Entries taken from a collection
▶
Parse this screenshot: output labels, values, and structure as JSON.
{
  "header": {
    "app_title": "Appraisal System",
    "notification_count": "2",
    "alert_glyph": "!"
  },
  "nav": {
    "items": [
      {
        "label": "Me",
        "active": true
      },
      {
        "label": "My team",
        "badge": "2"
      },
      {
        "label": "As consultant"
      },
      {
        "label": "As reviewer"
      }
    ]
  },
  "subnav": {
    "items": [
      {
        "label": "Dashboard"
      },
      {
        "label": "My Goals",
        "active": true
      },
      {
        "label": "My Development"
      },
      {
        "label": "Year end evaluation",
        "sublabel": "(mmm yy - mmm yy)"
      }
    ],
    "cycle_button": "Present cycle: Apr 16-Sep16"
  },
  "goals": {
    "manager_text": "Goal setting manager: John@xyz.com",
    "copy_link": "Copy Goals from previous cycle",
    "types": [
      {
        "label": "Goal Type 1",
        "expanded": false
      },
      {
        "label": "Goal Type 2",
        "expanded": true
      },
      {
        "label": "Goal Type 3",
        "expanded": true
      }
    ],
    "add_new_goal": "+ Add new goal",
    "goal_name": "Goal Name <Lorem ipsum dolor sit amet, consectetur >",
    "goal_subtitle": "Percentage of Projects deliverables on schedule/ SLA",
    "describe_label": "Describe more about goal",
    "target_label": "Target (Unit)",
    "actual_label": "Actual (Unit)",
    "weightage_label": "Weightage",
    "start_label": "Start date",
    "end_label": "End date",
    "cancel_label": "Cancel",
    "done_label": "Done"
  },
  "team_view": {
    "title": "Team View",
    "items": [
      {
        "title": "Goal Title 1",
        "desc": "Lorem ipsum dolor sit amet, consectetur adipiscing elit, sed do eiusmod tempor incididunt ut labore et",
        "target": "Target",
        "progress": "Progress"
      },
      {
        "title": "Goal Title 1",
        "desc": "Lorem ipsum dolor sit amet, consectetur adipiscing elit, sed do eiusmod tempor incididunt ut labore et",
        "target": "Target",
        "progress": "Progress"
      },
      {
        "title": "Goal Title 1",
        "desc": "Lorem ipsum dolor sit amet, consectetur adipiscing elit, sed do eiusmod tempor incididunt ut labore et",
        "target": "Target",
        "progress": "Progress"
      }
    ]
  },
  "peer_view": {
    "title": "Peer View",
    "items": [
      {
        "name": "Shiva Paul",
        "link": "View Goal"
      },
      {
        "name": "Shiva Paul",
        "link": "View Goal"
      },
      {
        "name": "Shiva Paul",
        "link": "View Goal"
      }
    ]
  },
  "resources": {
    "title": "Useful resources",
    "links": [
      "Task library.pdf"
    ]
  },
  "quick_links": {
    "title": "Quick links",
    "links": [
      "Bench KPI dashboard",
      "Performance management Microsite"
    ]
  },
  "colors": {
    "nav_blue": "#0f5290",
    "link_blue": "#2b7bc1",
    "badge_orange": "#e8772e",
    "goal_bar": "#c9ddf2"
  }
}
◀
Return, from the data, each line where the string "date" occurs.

THE COMPLETED TASK:
    "start_label": "Start date",
    "end_label": "End date",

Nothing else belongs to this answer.